WHAT IS BEING ASKED ::
Search the listing for the word "Quick" and return each line that contains it.

RECORDS FOR THIS TASK ::
BEGIN

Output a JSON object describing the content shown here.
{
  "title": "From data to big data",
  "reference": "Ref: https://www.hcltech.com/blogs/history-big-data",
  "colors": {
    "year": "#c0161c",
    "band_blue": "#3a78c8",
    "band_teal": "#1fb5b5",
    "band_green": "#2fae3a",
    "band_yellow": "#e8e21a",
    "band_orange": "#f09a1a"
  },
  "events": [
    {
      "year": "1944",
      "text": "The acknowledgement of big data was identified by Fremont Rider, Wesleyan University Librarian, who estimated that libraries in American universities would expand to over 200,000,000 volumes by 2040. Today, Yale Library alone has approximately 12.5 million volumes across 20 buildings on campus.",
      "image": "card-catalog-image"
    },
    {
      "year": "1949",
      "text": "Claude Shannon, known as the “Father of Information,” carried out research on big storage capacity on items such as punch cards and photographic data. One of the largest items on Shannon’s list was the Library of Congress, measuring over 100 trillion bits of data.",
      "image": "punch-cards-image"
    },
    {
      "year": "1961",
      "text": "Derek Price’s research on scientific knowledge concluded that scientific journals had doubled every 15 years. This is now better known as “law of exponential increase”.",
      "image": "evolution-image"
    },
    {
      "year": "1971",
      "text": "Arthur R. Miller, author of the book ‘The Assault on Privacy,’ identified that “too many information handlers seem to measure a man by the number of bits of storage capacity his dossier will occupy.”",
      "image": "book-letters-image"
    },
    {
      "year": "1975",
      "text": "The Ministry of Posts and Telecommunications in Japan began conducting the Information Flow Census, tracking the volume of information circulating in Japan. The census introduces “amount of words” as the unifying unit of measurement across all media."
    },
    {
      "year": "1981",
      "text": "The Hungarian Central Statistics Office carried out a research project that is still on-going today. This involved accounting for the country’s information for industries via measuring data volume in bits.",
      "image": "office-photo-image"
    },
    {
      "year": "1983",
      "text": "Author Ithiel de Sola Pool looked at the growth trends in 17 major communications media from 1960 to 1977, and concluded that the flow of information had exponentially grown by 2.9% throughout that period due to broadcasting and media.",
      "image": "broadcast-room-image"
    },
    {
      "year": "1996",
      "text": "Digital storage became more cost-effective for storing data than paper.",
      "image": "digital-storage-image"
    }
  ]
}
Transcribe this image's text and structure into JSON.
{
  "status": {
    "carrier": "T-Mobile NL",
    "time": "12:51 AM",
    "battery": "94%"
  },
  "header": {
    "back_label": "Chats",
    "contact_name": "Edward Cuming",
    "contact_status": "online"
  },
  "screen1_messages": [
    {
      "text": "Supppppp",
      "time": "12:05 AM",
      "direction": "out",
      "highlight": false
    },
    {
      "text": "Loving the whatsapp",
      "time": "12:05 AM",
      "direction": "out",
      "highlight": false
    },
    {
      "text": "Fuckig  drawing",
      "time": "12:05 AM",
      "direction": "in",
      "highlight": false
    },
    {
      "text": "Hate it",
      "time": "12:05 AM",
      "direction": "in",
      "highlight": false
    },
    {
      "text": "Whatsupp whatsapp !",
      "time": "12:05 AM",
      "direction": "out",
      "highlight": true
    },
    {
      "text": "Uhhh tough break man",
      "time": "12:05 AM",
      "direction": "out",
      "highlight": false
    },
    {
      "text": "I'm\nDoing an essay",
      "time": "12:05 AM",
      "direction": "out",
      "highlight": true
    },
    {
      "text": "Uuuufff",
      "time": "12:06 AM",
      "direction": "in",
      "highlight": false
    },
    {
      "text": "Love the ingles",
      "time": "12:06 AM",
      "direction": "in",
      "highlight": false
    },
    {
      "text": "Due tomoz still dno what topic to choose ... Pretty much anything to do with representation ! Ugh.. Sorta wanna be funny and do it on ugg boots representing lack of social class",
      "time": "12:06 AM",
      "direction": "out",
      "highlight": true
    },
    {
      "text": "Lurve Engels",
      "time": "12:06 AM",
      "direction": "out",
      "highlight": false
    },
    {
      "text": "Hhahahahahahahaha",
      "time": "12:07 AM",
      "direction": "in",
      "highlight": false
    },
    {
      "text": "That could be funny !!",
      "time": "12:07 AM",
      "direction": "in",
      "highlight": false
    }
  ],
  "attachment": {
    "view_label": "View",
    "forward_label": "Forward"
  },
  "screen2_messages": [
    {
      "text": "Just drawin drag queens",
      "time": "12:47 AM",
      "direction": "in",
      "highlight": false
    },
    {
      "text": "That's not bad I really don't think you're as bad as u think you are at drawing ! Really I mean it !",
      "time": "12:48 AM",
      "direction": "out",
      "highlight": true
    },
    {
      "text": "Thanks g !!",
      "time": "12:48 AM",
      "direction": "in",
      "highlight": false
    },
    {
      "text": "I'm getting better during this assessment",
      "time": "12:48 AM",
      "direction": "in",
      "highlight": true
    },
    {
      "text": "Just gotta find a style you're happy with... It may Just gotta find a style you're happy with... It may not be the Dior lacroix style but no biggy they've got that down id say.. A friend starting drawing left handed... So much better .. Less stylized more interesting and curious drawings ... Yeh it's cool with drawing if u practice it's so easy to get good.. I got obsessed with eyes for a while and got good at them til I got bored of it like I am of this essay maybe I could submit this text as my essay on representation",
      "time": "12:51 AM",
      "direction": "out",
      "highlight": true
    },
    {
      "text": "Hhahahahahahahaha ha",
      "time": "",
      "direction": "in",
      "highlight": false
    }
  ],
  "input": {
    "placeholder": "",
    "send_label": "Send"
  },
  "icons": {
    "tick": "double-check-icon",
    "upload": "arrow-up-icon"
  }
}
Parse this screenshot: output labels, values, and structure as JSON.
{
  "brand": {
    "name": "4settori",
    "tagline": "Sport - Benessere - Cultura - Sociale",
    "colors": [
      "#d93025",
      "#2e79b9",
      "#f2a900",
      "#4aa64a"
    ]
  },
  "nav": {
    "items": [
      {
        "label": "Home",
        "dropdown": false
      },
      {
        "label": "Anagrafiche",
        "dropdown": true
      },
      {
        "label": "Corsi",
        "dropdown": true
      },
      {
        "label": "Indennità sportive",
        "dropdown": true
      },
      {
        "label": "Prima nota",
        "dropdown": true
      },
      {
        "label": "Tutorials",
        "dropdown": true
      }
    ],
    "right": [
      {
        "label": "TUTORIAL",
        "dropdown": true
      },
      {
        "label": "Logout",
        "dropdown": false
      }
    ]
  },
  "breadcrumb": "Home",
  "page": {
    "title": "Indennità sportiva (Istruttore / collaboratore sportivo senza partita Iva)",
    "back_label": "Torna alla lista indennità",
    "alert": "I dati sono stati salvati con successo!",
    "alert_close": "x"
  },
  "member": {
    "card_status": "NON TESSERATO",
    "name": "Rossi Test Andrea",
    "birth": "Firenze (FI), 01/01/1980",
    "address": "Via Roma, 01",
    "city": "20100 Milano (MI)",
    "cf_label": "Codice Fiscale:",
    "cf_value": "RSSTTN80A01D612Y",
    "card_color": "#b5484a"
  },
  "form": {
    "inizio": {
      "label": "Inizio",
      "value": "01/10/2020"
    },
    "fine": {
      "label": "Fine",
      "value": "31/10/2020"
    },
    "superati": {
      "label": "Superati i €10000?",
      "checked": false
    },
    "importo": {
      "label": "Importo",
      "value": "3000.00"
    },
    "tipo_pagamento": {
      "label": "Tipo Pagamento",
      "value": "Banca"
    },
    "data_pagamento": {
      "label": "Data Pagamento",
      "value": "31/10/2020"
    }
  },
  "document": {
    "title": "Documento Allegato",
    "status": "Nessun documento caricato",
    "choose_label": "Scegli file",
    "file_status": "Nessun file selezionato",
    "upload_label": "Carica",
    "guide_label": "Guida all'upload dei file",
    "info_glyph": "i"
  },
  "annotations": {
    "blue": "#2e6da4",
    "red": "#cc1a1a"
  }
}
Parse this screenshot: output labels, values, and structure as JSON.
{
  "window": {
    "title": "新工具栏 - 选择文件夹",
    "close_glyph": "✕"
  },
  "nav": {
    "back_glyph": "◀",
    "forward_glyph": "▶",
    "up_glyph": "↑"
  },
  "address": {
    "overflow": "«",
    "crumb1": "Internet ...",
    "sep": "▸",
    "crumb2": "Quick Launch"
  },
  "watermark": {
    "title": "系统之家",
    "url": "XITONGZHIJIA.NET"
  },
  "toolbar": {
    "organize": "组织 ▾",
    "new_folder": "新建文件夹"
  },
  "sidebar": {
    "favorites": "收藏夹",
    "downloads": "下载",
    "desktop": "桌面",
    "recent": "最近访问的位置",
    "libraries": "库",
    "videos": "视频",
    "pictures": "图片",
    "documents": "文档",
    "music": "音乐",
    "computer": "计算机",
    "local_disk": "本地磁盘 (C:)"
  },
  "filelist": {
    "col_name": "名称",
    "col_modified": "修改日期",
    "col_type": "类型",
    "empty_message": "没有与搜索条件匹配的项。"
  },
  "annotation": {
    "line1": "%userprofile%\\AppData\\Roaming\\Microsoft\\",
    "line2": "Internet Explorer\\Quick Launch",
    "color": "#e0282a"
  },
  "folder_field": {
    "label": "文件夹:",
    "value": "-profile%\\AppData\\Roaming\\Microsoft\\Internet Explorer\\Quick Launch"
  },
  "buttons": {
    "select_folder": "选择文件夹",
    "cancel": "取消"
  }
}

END

TASK RESPONSE ::
    "crumb2": "Quick Launch"
    "line2": "Internet Explorer\\Quick Launch",
    "value": "-profile%\\AppData\\Roaming\\Microsoft\\Internet Explorer\\Quick Launch"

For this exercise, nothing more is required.